- Selling the property and sharing the value of the property
- One of you can buy back the other person’s share in the property
- Addressing the court and abiding by the judgment rendered. The judge will order:
- Partition (division)
- Forced sale
- You can also ask the judge to have exclusive use of the property, to get compensation if your ex-partner obtains exclusive use, to determine the obligations of each of you with regards to fees and expenses for maintenance until it has been sold, to order your ex-partner to accept the visit of a real estate agent, to order your ex-partner to maintain the property in good condition to facilitate the sale, etc.
IMPORTANT: If you have children, the court might determine that the parent with custody will get to stay in the family home because it is in the best interest of the children.
What happens with our pension plan in case of breakup?
You will only be able to benefit from your former partner’s pension plan if your former partner agrees, as you must present a joint request with your former partner to the administrator of your pension plan.
Can we benefit from mediation?
Regardless of your marital status, Quebec law requires all separating couples with children to attend an information session about how mediation works before going to court. You do not need to attend the same information session as your ex-partner, and after the session you are free to decide whether or not you want to use mediation to come to an agreement with your ex.
If you decide to use mediation, the mediator will meet with you and your ex at the same time to help you decide on the terms of your separation and the custody of the children.

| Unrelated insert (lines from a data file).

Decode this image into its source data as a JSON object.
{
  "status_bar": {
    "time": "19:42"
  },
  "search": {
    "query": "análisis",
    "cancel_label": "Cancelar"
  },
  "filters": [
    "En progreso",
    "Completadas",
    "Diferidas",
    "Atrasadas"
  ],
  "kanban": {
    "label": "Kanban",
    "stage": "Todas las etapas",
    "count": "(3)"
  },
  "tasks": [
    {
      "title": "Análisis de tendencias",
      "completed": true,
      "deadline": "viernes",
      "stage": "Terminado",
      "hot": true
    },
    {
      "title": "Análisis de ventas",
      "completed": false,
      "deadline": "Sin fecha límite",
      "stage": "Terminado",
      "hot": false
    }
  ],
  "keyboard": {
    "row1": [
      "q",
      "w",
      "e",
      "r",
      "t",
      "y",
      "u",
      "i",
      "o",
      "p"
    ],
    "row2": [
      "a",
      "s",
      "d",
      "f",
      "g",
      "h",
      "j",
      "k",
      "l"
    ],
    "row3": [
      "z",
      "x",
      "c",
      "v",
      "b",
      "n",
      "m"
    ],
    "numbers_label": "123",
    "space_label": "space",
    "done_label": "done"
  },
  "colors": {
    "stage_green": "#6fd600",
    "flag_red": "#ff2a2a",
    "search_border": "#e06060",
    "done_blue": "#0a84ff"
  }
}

You have the right to 6 free mediation sessions, including the initial information session if you have children. For more on mediation, please see the “Arbitration and Mediation” section of “I want to leave my partner”.
IMPORTANT: If you are a victim of conjugal violence, we suggest you speak with a social worker or a lawyer before considering mediation.
Can I get a “compensatory allowance” when in a de facto relationship?
There are two ways in which you could get compensation for work put towards your ex-partner’s business. However, proving these situations might be difficult:
- Tacit Partnership: If your ex-partner started a business in his name but both of you invested a lot of time, money and effort, it is considered that your “real intention” was to create a joint society; you could then obtain your share in the business.
- Unjust enrichment: If your ex-partner has become enriched and you have become poorer and these two facts are causally linked you could get compensation in court.